The best of times in these worst of times can be had in reading.
Self isolating is so much more bearable, quarantine countered, with a well told tale, and truth to tell, Tom Keneally’s THE DICKENS BOY is the just the book to quell the quarantine blues.
THE DICKENS BOY has been brewing in Tom Keneally’s imagination for the best part of this century and has finally come to the boil with a richly satisfying narrative full to the brim with incident, character, place and the finest of accessible literary allusion.
THE DICKENS BOY of the title is Edward Lytton Dickens, known as Plorn, the tenth child of Charles Dickens, who, at sixteen, like his brother, Alfred, was sent to Australia to make something of himself.
Something of a reticent, reluctant remittance man, Plorn was the child of grief and consolation after the death of Dicken’s infant daughter, Dora. Nicknamed by his father Mr. Plornishmaroontigoonter, and other variations, “the best nickname any child ever had”, Plorn is unsure he will ever live up to his father’s great expectations of him as a man, especially given that he has not read any of the great man’s books.
Nevertheless, the teenager fully commits to his new colonial existence and by the good guidance of the Bonney Brothers, owners of the Momba Station in Wilcannia, succeeds in making a go of it. In Wilcannia, he is not subject to the accusations arising from algebra but in a country where batting well could liberate a youth from a great deal of aggravation.
“I had escaped the family failure of many of my father’s brothers and even the failings of his father – the same lack of application from which Momba had delivered me” says Plorn as he becomes a jackeroo of many trades.
Cricket, convicts, Colonialists, bushrangers, drovers, shearers, trackers and troopers are part of the rich cavalcade of characters that pepper this rollicking yarn.
“Where would our father’s plots be without death and Australia? The pit at the end of the world you toss useless folk in.”,muses Alfred, and Plorn concurs that the agreeable hostage situation under the bushrangers Pearson and Rutherford, would probably have made their way into a novel by the Guvnor.
There’s no two ways about it, Tom Keneally has captured the tone of Dickens most adroitly delivering in THE DICKENS BOY a tome that can sit side by side with the glorious canon.
Tom Chard the storekeeper at Corona, the property that employs Alfred, and his wife Mrs Chard are as worthy of a Dickens story as the Pickwicks and the Copperfields – “she has this voice modulation which is a little strange, but that is for my sake. She feels I’ve married badly and would love to pass as a stage Englishwoman.” confesses Mr. Chard. And so she went on galloping through thickets of diphthongs, searching – I was sure- for the sound that would not disgrace her husband, and failing at every turn.
She in turn confides, “I’m just keeping him interested with all the pronunciation stuff.”

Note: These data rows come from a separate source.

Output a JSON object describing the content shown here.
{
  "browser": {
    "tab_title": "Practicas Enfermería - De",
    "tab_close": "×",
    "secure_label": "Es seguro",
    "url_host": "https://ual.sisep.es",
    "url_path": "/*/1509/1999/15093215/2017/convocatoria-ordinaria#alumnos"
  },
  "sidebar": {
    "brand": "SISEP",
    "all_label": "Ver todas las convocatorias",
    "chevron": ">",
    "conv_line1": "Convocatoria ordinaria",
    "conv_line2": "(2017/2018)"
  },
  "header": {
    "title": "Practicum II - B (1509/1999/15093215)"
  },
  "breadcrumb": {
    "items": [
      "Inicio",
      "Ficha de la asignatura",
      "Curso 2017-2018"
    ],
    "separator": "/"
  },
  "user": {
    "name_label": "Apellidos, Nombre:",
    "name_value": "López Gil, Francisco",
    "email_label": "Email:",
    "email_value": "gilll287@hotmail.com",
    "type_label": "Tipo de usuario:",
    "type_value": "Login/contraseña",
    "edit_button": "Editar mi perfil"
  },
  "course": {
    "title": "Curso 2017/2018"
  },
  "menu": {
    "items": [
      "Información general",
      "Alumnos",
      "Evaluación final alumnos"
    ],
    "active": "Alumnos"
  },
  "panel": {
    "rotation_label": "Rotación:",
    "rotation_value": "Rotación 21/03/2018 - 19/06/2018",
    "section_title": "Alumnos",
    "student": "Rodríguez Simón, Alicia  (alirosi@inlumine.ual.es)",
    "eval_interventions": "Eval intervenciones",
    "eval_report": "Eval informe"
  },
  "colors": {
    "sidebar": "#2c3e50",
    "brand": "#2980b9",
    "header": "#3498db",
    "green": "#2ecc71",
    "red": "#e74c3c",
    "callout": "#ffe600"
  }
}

Plorn is constantly feted throughout the novel as the son of the great man of letters, foreshadowed, overshadowed, so he takes great pleasure that the cook at Corona Station, Mrs. Geraghty, is more a fan of his mother, Catherine. Writing under the nom de plume Lady Maria Clutterbuck, Catherine had written What Shall We Have for Dinner?,and Mrs Geraghty puts more stock in that volume than any Twist or Tale of Two Cities, making a fine Christmas feast to prove it!
In deft Dikensian style, Keneally weaves tales of historical figures and events amongst Plorn’s own adventures examining Australia’s dark history with “the Darks” while running a parallel exploration of family breakdowns and their long lasting legacy.
Keneally lets vivid verbs out of their cage, letting them roam freely and robustly, creating excitement, adventure and more than a dash of sexual intrigue.
“The presence of a lovely woman is an ineffable experience for a man, approximately described in tired language and half-truths, words which fail to penetrate the mystery of human woman, and which actually evade it.”
THE DICKENS BOY lives up to its great expectations, compassionate, funny, sexy. Whether you are a Dickens devotee or not, it is a terrific book to help ameliorate the hard times we are in.
THE DICKENS BOY by Tom Keneally is published by Vintage.